Render and/or redirect were called multiple times in this action. Please note that you may only call render OR redirect, and at most once per action. Also note that neither redirect nor render terminate execution of the action, so if you want to exit an action after redirecting, you need to do something like "redirect_to(...) and return".
If you’ve been around the block with Rails, you’ve probably seen this error. The error message is sufficiently explanatory: don’t call
redirect_to multiple times. Often this happens because you tried to extract a
redirect_to call into some private method and failed to completely exit out of the controller action.
Here, in this message, Rails itself is suggesting violating the Ruby Style Guide by suggesting
redirect_to(...) and return. Now, I violate this aspect of the style guide myself: I will never give up construct such as
x = find_the_thing or raise (...). But here it’s a little more sinful: it implicitly relies on the return value of
redirect_to being truthy. The docs don’t even specify what the return value of
redirect_to should be. This is a bad pattern to follow.
Moreover, this doesn’t even solve the nested-method problem I alluded to above:
class MyController < ActionController::Base def show check_for_bad_stuff # ... render json: the_data end private def check_for_bad_stuff redirect_to :error_page if bad_condition? log "Checked the thing" end end
redirect_to and return won’t work here for obvious reasons: the
return simply goes back to the controller. So you could bubble the
return up to the
check_for_bad_stuff and return. But this requires different return values in
check_for_bad_stuff. Ok, let’s bite:

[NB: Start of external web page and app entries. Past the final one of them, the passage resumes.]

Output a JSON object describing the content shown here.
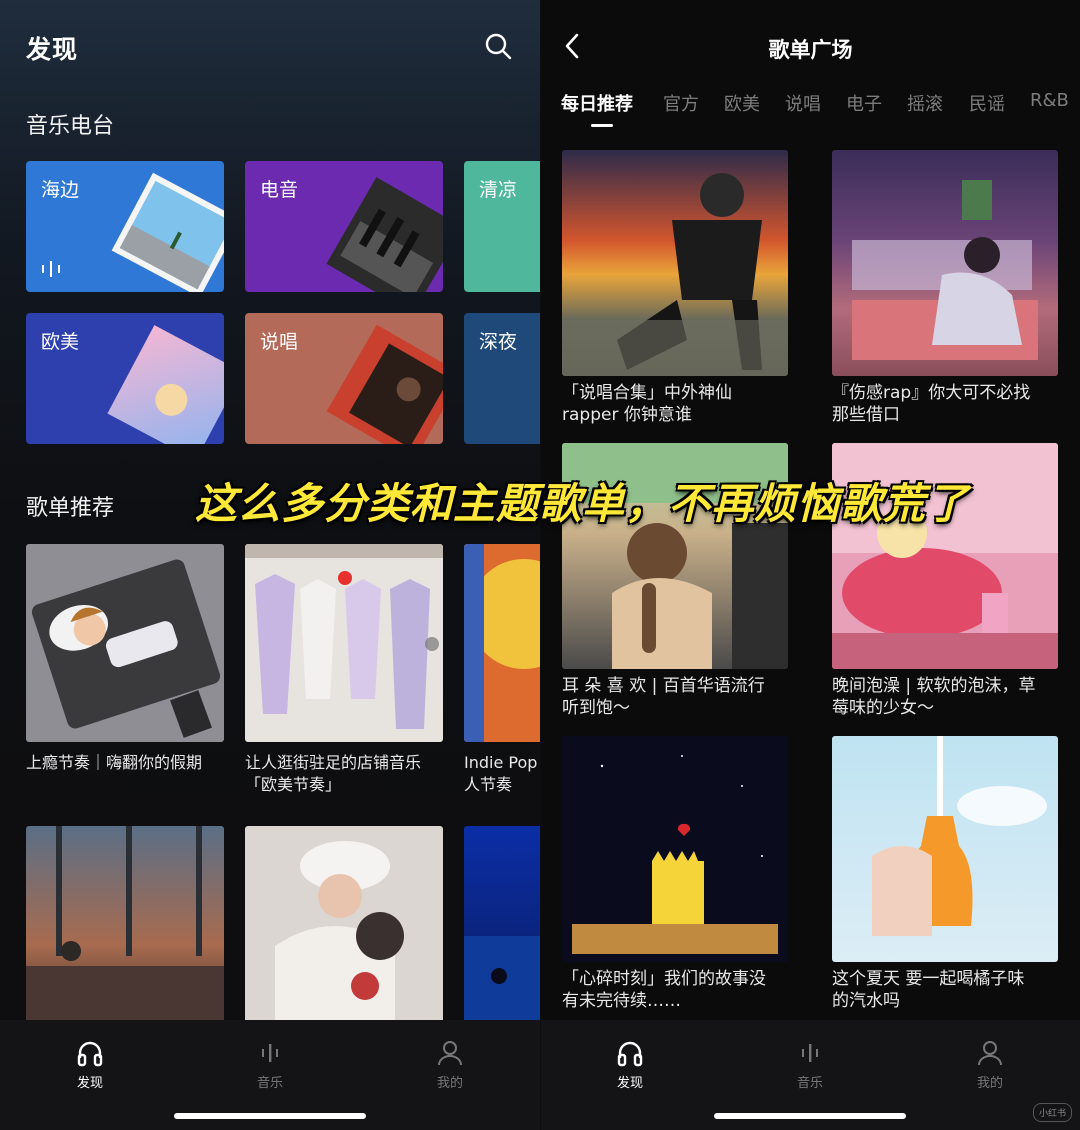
{
  "left": {
    "title": "发现",
    "radio_section": "音乐电台",
    "radio_tiles": [
      {
        "label": "海边",
        "color": "#2f78d6"
      },
      {
        "label": "电音",
        "color": "#6b2ab0"
      },
      {
        "label": "清凉",
        "color": "#4fb89c"
      },
      {
        "label": "欧美",
        "color": "#2e3fae"
      },
      {
        "label": "说唱",
        "color": "#b36a58"
      },
      {
        "label": "深夜",
        "color": "#1f4978"
      }
    ],
    "playlist_section": "歌单推荐",
    "playlists": [
      {
        "caption": "上瘾节奏｜嗨翻你的假期"
      },
      {
        "caption": "让人逛街驻足的店铺音乐\n「欧美节奏」"
      },
      {
        "caption": "Indie Pop\n人节奏"
      }
    ],
    "tabbar": [
      "发现",
      "音乐",
      "我的"
    ]
  },
  "right": {
    "title": "歌单广场",
    "tabs": [
      "每日推荐",
      "官方",
      "欧美",
      "说唱",
      "电子",
      "摇滚",
      "民谣",
      "R&B"
    ],
    "playlists": [
      {
        "caption": "「说唱合集」中外神仙\nrapper 你钟意谁"
      },
      {
        "caption": "『伤感rap』你大可不必找\n那些借口"
      },
      {
        "caption": "耳 朵 喜 欢 | 百首华语流行\n听到饱～"
      },
      {
        "caption": "晚间泡澡 | 软软的泡沫，草\n莓味的少女～"
      },
      {
        "caption": "「心碎时刻」我们的故事没\n有未完待续……"
      },
      {
        "caption": "这个夏天 要一起喝橘子味\n的汽水吗"
      }
    ],
    "tabbar": [
      "发现",
      "音乐",
      "我的"
    ]
  },
  "overlay_text": "这么多分类和主题歌单，不再烦恼歌荒了",
  "watermark": "小红书"
}
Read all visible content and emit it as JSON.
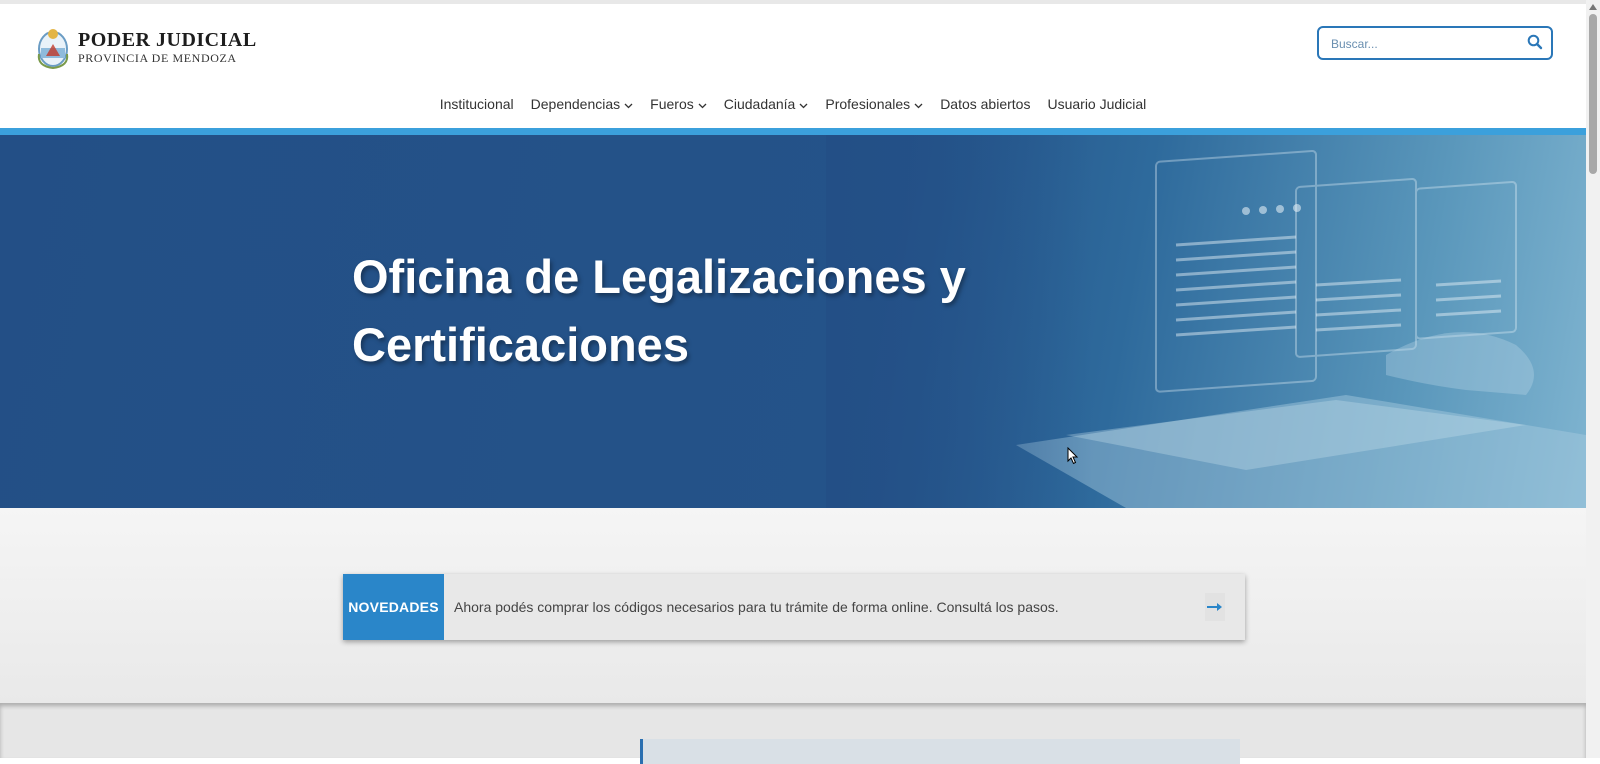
{
  "header": {
    "logo_title": "PODER JUDICIAL",
    "logo_subtitle": "PROVINCIA DE MENDOZA",
    "search_placeholder": "Buscar..."
  },
  "nav": {
    "items": [
      {
        "label": "Institucional",
        "dropdown": false
      },
      {
        "label": "Dependencias",
        "dropdown": true
      },
      {
        "label": "Fueros",
        "dropdown": true
      },
      {
        "label": "Ciudadanía",
        "dropdown": true
      },
      {
        "label": "Profesionales",
        "dropdown": true
      },
      {
        "label": "Datos abiertos",
        "dropdown": false
      },
      {
        "label": "Usuario Judicial",
        "dropdown": false
      }
    ]
  },
  "hero": {
    "title_line1": "Oficina de Legalizaciones y",
    "title_line2": "Certificaciones"
  },
  "news": {
    "label": "NOVEDADES",
    "text": "Ahora podés comprar los códigos necesarios para tu trámite de forma online. Consultá los pasos."
  },
  "colors": {
    "accent_bar": "#3ba0dc",
    "hero_bg": "#234f86",
    "news_label_bg": "#2a86c9",
    "search_border": "#2a77b8"
  },
  "icons": {
    "logo": "coat-of-arms-icon",
    "search": "search-icon",
    "chevron": "chevron-down-icon",
    "arrow": "arrow-right-icon"
  }
}
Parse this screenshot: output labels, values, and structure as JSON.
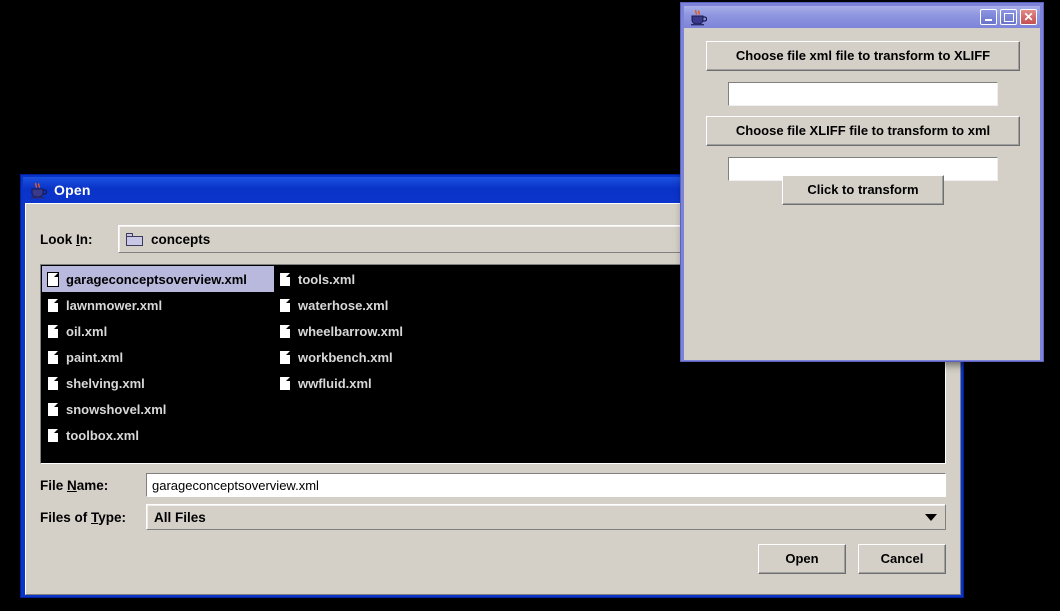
{
  "desktop": {
    "background_color": "#000000"
  },
  "java_window": {
    "icon": "java-coffee-cup-icon",
    "title": "",
    "window_controls": {
      "minimize": "minimize-icon",
      "maximize": "maximize-icon",
      "close": "close-icon"
    },
    "choose_xml_button": "Choose file xml file to transform to XLIFF",
    "xml_path_value": "",
    "xml_path_placeholder": "",
    "choose_xliff_button": "Choose file XLIFF file to transform to xml",
    "xliff_path_value": "",
    "xliff_path_placeholder": "",
    "transform_button": "Click to transform"
  },
  "open_dialog": {
    "icon": "java-coffee-cup-icon",
    "title": "Open",
    "look_in": {
      "label": "Look In:",
      "icon": "folder-icon",
      "value": "concepts"
    },
    "files": [
      {
        "name": "garageconceptsoverview.xml",
        "icon": "document-icon",
        "selected": true
      },
      {
        "name": "lawnmower.xml",
        "icon": "document-icon",
        "selected": false
      },
      {
        "name": "oil.xml",
        "icon": "document-icon",
        "selected": false
      },
      {
        "name": "paint.xml",
        "icon": "document-icon",
        "selected": false
      },
      {
        "name": "shelving.xml",
        "icon": "document-icon",
        "selected": false
      },
      {
        "name": "snowshovel.xml",
        "icon": "document-icon",
        "selected": false
      },
      {
        "name": "toolbox.xml",
        "icon": "document-icon",
        "selected": false
      },
      {
        "name": "tools.xml",
        "icon": "document-icon",
        "selected": false
      },
      {
        "name": "waterhose.xml",
        "icon": "document-icon",
        "selected": false
      },
      {
        "name": "wheelbarrow.xml",
        "icon": "document-icon",
        "selected": false
      },
      {
        "name": "workbench.xml",
        "icon": "document-icon",
        "selected": false
      },
      {
        "name": "wwfluid.xml",
        "icon": "document-icon",
        "selected": false
      }
    ],
    "file_name": {
      "label": "File Name:",
      "value": "garageconceptsoverview.xml"
    },
    "files_of_type": {
      "label": "Files of Type:",
      "value": "All Files",
      "caret": "chevron-down-icon"
    },
    "open_button": "Open",
    "cancel_button": "Cancel"
  },
  "colors": {
    "title_bar_blue": "#0a33c8",
    "java_title_purple": "#7d84d8",
    "metal_gray": "#d4d0c8",
    "selection_lavender": "#b9b9dd",
    "list_background": "#000000"
  }
}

def check_for_bad_stuff if bad_condition? log "Nope." redirect_to :error_page return false else log "It checks out." return true end end
Except it’s now it’s
redirect_to(...) or return. Fine. It all makes sense, and is easy to follow when it’s the only thing you’re looking at, but this simple concept of “redirect and get out of here” has already taken up for more of our attention than it deserves.
Other similarly unconvincing blogs give a short list of working but frankly similarly bad or, worse, a touch cryptic, solutions.
So here’s mine.
This, to me, screams out as a use case for
raise, coupled with
rescue_from. That is, “get out of here completely, no matter how buried down the stack you are.” Ultimately, that’s what you want after some of these
redirect_tos. I’ll briefly mention
throw :halt works too, as I learned from a comment in the above linked blog, but that’s not as of yet well documented Rails behavior (read: not guaranteed to work), and frankly I dislike the potential for naming conflicts with
throw. Exceptions work perfectly well in this case.
class ApplicationController < ActionController::Base rescue_from RenderReturnException, with: :render_return def render_return # Do nothing. end end
def check_for_bad_stuff if bad_condition? log "Nope." redirect_to :error_page raise RenderReturnException end log "It checks out." end
RenderReturnException will immediately halt the action, and the
rescue_from catches (to use Java and distinctly non-Ruby terminology) that exception in a method that does nothing so that you don’t get any other error handling such as Rails’ standard 500 error.
There are no implicit return values to keep track of, no boolean flipping, no hidden bugs just because you extracted code into a different method. You have only a single convention added to your code toolbelt to learn:
RenderReturnException is a safe exception to throw to stop a controller action. Which is great, because now that’s a tool you can use throughout your controllers.
If you wanted to, you could make it even more explicitly named using a method called, say
halt_controller_action, which you can call by name anywhere in your controllers:
class ApplicationController < ActionController::Base rescue_from RenderReturnException, with: :render_return def render_return # Do nothing. end def halt_controller_action raise RenderReturnException end end
Wasn’t that simple?